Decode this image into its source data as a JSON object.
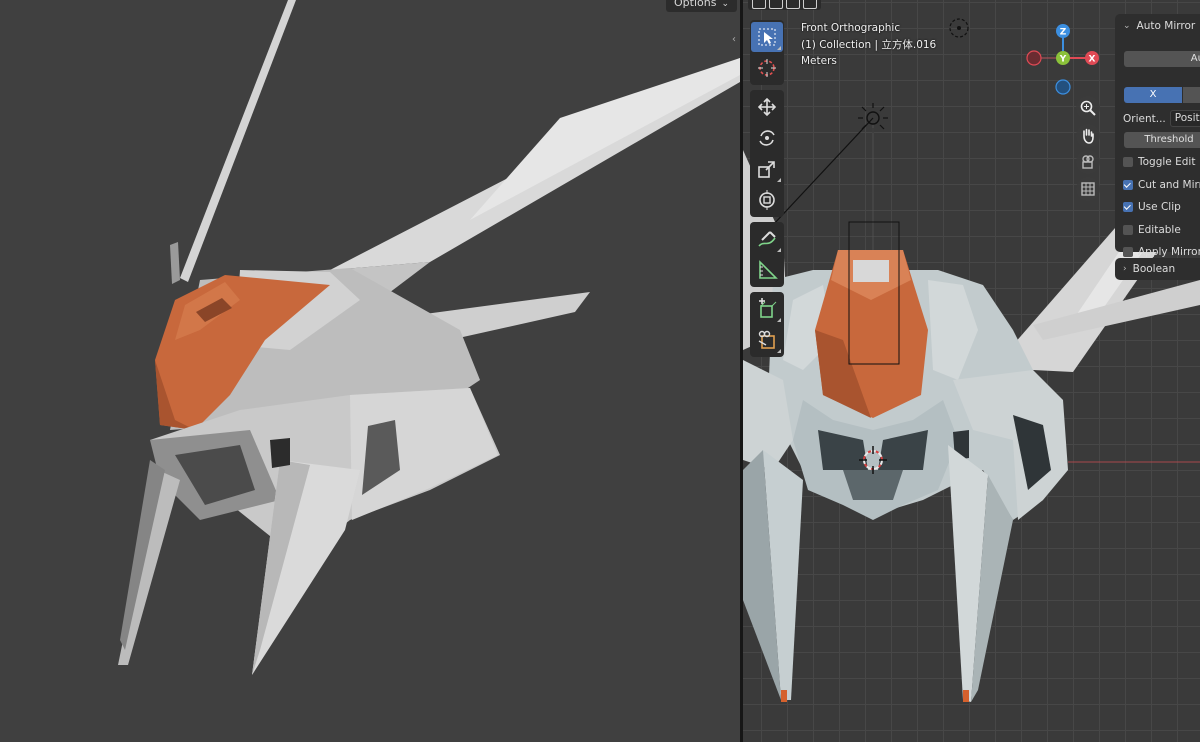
{
  "left_viewport": {
    "options_label": "Options",
    "options_chevron": "⌄"
  },
  "right_viewport": {
    "view_name": "Front Orthographic",
    "collection_info": "(1) Collection | 立方体.016",
    "units": "Meters",
    "gizmo": {
      "z": "Z",
      "y": "Y",
      "x": "X"
    },
    "toolbar_tools": [
      "select-box",
      "cursor",
      "move",
      "rotate",
      "scale",
      "transform",
      "annotate",
      "measure",
      "add-cube",
      "shear"
    ],
    "nav_buttons": [
      "zoom",
      "pan",
      "camera",
      "grid"
    ]
  },
  "auto_mirror_panel": {
    "title": "Auto Mirror",
    "auto_button": "Auto",
    "axis_x": "X",
    "orientation_label": "Orient...",
    "orientation_value": "Positive",
    "threshold_label": "Threshold",
    "checkboxes": [
      {
        "label": "Toggle Edit",
        "checked": false
      },
      {
        "label": "Cut and Mirror",
        "checked": true
      },
      {
        "label": "Use Clip",
        "checked": true
      },
      {
        "label": "Editable",
        "checked": false
      },
      {
        "label": "Apply Mirror",
        "checked": false
      }
    ]
  },
  "boolean_panel": {
    "title": "Boolean"
  },
  "colors": {
    "accent": "#4772b3",
    "model_orange": "#c8683c",
    "model_white": "#dcdcdc",
    "gizmo_x": "#e04a55",
    "gizmo_y": "#8bc23a",
    "gizmo_z": "#3c8fe0"
  }
}
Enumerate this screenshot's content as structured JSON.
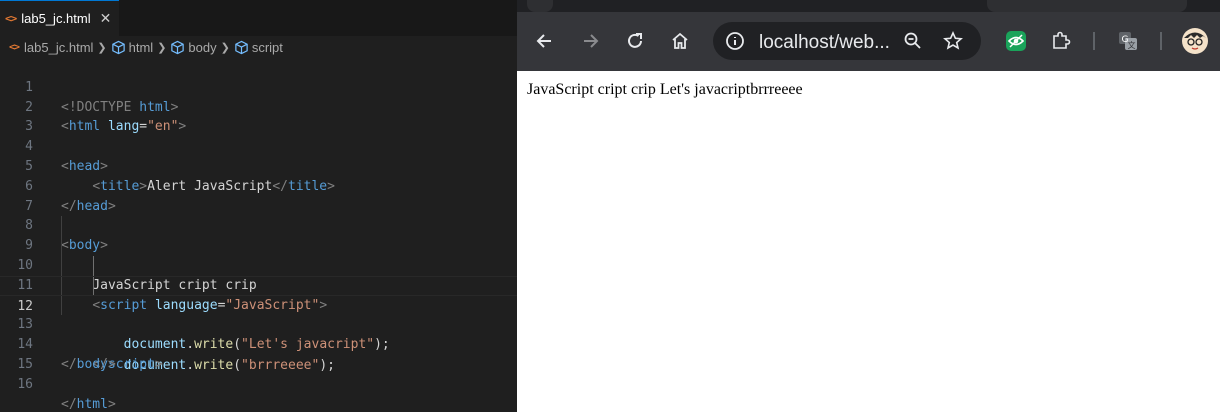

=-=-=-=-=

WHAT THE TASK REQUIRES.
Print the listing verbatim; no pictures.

OUTPUT OF THE EXERCISE.
Decode this image into its source data as a JSON object.
{
  "left_viewport": {
    "options_label": "Options",
    "options_chevron": "⌄"
  },
  "right_viewport": {
    "view_name": "Front Orthographic",
    "collection_info": "(1) Collection | 立方体.016",
    "units": "Meters",
    "gizmo": {
      "z": "Z",
      "y": "Y",
      "x": "X"
    },
    "toolbar_tools": [
      "select-box",
      "cursor",
      "move",
      "rotate",
      "scale",
      "transform",
      "annotate",
      "measure",
      "add-cube",
      "shear"
    ],
    "nav_buttons": [
      "zoom",
      "pan",
      "camera",
      "grid"
    ]
  },
  "auto_mirror_panel": {
    "title": "Auto Mirror",
    "auto_button": "Auto",
    "axis_x": "X",
    "orientation_label": "Orient...",
    "orientation_value": "Positive",
    "threshold_label": "Threshold",
    "checkboxes": [
      {
        "label": "Toggle Edit",
        "checked": false
      },
      {
        "label": "Cut and Mirror",
        "checked": true
      },
      {
        "label": "Use Clip",
        "checked": true
      },
      {
        "label": "Editable",
        "checked": false
      },
      {
        "label": "Apply Mirror",
        "checked": false
      }
    ]
  },
  "boolean_panel": {
    "title": "Boolean"
  },
  "colors": {
    "accent": "#4772b3",
    "model_orange": "#c8683c",
    "model_white": "#dcdcdc",
    "gizmo_x": "#e04a55",
    "gizmo_y": "#8bc23a",
    "gizmo_z": "#3c8fe0"
  }
}
Enumerate this screenshot's content as structured JSON.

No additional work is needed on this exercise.